▸ Exercise aim:
Keeping each line intact, print the whole listing.

▸ Provided entries:

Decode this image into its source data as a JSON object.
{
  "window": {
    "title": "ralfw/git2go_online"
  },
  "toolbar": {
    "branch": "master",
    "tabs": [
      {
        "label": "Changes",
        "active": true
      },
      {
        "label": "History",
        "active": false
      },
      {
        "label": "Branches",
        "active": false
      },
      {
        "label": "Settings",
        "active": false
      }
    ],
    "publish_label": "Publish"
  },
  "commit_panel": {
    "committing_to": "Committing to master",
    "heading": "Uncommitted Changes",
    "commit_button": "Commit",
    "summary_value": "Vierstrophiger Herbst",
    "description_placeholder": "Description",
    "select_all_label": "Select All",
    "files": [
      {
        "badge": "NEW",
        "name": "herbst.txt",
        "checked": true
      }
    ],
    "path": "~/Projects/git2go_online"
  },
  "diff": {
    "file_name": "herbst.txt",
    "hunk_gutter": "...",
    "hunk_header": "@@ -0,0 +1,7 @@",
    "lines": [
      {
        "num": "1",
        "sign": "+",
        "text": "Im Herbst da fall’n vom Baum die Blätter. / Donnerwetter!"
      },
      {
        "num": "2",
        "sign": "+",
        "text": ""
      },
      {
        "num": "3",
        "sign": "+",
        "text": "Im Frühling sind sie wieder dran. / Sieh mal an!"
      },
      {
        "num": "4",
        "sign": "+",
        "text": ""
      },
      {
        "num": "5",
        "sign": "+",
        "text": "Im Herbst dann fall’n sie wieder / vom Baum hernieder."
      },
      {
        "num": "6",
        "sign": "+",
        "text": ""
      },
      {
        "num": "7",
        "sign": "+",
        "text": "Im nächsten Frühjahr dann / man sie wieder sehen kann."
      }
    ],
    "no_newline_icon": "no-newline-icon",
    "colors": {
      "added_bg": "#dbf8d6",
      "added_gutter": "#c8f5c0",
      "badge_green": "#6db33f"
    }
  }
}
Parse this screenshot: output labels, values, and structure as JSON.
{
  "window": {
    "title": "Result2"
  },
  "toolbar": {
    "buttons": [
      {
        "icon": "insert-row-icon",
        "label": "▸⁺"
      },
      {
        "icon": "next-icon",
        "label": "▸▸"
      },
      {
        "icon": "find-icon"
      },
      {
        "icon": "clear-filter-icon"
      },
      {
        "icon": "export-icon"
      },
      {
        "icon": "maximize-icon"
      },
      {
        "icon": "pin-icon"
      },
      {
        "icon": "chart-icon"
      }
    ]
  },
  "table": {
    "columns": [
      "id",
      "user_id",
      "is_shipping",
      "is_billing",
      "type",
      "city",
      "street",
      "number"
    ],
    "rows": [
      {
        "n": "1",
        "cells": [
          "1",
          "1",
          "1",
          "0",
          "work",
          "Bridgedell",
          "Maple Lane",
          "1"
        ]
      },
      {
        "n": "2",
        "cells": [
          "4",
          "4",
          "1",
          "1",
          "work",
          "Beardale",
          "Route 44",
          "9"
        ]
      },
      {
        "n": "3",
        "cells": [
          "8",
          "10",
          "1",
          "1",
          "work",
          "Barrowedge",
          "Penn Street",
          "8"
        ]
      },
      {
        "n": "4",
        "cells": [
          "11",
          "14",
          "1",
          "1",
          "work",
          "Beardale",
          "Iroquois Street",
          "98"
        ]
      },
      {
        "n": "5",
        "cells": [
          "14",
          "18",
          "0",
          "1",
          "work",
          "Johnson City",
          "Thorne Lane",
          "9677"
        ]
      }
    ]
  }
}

▸ Solution to this exercise:
Decode this image into its source data as a JSON object.
{
  "window": {
    "title": "ralfw/git2go_online"
  },
  "toolbar": {
    "branch": "master",
    "tabs": [
      {
        "label": "Changes",
        "active": true
      },
      {
        "label": "History",
        "active": false
      },
      {
        "label": "Branches",
        "active": false
      },
      {
        "label": "Settings",
        "active": false
      }
    ],
    "publish_label": "Publish"
  },
  "commit_panel": {
    "committing_to": "Committing to master",
    "heading": "Uncommitted Changes",
    "commit_button": "Commit",
    "summary_value": "Vierstrophiger Herbst",
    "description_placeholder": "Description",
    "select_all_label": "Select All",
    "files": [
      {
        "badge": "NEW",
        "name": "herbst.txt",
        "checked": true
      }
    ],
    "path": "~/Projects/git2go_online"
  },
  "diff": {
    "file_name": "herbst.txt",
    "hunk_gutter": "...",
    "hunk_header": "@@ -0,0 +1,7 @@",
    "lines": [
      {
        "num": "1",
        "sign": "+",
        "text": "Im Herbst da fall’n vom Baum die Blätter. / Donnerwetter!"
      },
      {
        "num": "2",
        "sign": "+",
        "text": ""
      },
      {
        "num": "3",
        "sign": "+",
        "text": "Im Frühling sind sie wieder dran. / Sieh mal an!"
      },
      {
        "num": "4",
        "sign": "+",
        "text": ""
      },
      {
        "num": "5",
        "sign": "+",
        "text": "Im Herbst dann fall’n sie wieder / vom Baum hernieder."
      },
      {
        "num": "6",
        "sign": "+",
        "text": ""
      },
      {
        "num": "7",
        "sign": "+",
        "text": "Im nächsten Frühjahr dann / man sie wieder sehen kann."
      }
    ],
    "no_newline_icon": "no-newline-icon",
    "colors": {
      "added_bg": "#dbf8d6",
      "added_gutter": "#c8f5c0",
      "badge_green": "#6db33f"
    }
  }
}
Parse this screenshot: output labels, values, and structure as JSON.
{
  "window": {
    "title": "Result2"
  },
  "toolbar": {
    "buttons": [
      {
        "icon": "insert-row-icon",
        "label": "▸⁺"
      },
      {
        "icon": "next-icon",
        "label": "▸▸"
      },
      {
        "icon": "find-icon"
      },
      {
        "icon": "clear-filter-icon"
      },
      {
        "icon": "export-icon"
      },
      {
        "icon": "maximize-icon"
      },
      {
        "icon": "pin-icon"
      },
      {
        "icon": "chart-icon"
      }
    ]
  },
  "table": {
    "columns": [
      "id",
      "user_id",
      "is_shipping",
      "is_billing",
      "type",
      "city",
      "street",
      "number"
    ],
    "rows": [
      {
        "n": "1",
        "cells": [
          "1",
          "1",
          "1",
          "0",
          "work",
          "Bridgedell",
          "Maple Lane",
          "1"
        ]
      },
      {
        "n": "2",
        "cells": [
          "4",
          "4",
          "1",
          "1",
          "work",
          "Beardale",
          "Route 44",
          "9"
        ]
      },
      {
        "n": "3",
        "cells": [
          "8",
          "10",
          "1",
          "1",
          "work",
          "Barrowedge",
          "Penn Street",
          "8"
        ]
      },
      {
        "n": "4",
        "cells": [
          "11",
          "14",
          "1",
          "1",
          "work",
          "Beardale",
          "Iroquois Street",
          "98"
        ]
      },
      {
        "n": "5",
        "cells": [
          "14",
          "18",
          "0",
          "1",
          "work",
          "Johnson City",
          "Thorne Lane",
          "9677"
        ]
      }
    ]
  }
}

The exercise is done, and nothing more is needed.